** Problem **
Among the entries below, how many lines have the word "Kashyap"? Answer only with the number.

START The records

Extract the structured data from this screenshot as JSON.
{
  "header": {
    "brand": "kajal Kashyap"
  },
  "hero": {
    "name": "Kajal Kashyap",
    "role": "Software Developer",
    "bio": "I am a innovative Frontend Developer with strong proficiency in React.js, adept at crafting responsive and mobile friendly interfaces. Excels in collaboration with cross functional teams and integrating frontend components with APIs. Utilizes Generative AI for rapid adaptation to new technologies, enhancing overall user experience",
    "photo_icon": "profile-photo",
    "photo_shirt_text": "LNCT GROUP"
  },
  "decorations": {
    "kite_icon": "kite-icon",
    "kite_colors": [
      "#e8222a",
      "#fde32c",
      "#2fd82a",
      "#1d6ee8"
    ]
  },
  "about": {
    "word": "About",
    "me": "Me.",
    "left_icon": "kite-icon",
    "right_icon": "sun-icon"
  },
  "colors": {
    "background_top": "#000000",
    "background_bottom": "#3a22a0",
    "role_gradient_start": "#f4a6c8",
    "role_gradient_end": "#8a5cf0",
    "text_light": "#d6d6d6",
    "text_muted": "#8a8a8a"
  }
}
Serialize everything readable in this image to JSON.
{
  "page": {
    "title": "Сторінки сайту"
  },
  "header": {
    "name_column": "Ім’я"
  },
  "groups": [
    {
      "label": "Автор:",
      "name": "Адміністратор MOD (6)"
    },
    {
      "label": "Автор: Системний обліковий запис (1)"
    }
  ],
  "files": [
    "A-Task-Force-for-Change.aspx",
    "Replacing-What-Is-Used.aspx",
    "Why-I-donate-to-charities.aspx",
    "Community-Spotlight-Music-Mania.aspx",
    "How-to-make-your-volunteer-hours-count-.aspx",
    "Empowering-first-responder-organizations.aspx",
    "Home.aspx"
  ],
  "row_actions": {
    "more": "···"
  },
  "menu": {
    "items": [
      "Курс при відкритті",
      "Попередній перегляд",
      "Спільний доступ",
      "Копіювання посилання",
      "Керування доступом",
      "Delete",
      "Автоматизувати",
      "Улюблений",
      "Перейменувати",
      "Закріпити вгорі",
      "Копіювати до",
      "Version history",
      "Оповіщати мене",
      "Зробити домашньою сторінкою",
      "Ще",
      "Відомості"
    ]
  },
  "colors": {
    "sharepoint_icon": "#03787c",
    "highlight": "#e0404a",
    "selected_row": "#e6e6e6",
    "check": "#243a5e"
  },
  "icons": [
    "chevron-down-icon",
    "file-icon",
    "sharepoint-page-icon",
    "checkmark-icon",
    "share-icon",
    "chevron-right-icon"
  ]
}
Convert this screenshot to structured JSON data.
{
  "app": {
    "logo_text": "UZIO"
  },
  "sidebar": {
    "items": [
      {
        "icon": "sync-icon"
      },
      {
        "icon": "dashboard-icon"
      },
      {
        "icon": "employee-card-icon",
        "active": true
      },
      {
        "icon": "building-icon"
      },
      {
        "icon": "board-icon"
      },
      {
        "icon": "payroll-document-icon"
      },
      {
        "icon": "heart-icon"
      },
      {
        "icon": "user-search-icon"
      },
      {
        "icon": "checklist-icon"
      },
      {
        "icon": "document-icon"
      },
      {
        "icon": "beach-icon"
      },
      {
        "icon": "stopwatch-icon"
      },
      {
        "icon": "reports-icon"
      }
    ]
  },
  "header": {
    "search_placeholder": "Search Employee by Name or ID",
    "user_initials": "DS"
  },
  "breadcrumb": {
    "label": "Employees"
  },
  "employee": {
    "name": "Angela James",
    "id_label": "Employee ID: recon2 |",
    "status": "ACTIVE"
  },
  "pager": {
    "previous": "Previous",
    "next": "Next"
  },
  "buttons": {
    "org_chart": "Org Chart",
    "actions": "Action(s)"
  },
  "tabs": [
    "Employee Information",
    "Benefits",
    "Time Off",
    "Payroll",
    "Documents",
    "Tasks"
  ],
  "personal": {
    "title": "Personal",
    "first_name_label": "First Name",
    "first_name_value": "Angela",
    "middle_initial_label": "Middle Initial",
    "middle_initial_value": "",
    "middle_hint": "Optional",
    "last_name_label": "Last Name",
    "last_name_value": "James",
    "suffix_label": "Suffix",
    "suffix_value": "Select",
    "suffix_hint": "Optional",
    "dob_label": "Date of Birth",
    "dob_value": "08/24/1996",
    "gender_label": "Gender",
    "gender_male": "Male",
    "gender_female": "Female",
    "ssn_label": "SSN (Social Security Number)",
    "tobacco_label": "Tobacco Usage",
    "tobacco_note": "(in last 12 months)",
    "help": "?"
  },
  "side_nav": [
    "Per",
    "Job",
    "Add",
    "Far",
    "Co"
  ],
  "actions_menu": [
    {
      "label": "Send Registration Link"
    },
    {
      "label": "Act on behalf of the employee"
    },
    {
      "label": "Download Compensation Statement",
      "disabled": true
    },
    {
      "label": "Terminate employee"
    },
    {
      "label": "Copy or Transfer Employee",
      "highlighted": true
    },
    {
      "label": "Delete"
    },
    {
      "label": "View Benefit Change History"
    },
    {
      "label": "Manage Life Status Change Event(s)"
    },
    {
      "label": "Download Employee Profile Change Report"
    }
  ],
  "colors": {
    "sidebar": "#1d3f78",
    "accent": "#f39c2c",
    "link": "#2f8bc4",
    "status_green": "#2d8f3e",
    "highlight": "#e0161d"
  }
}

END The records

** Answer for the task **
2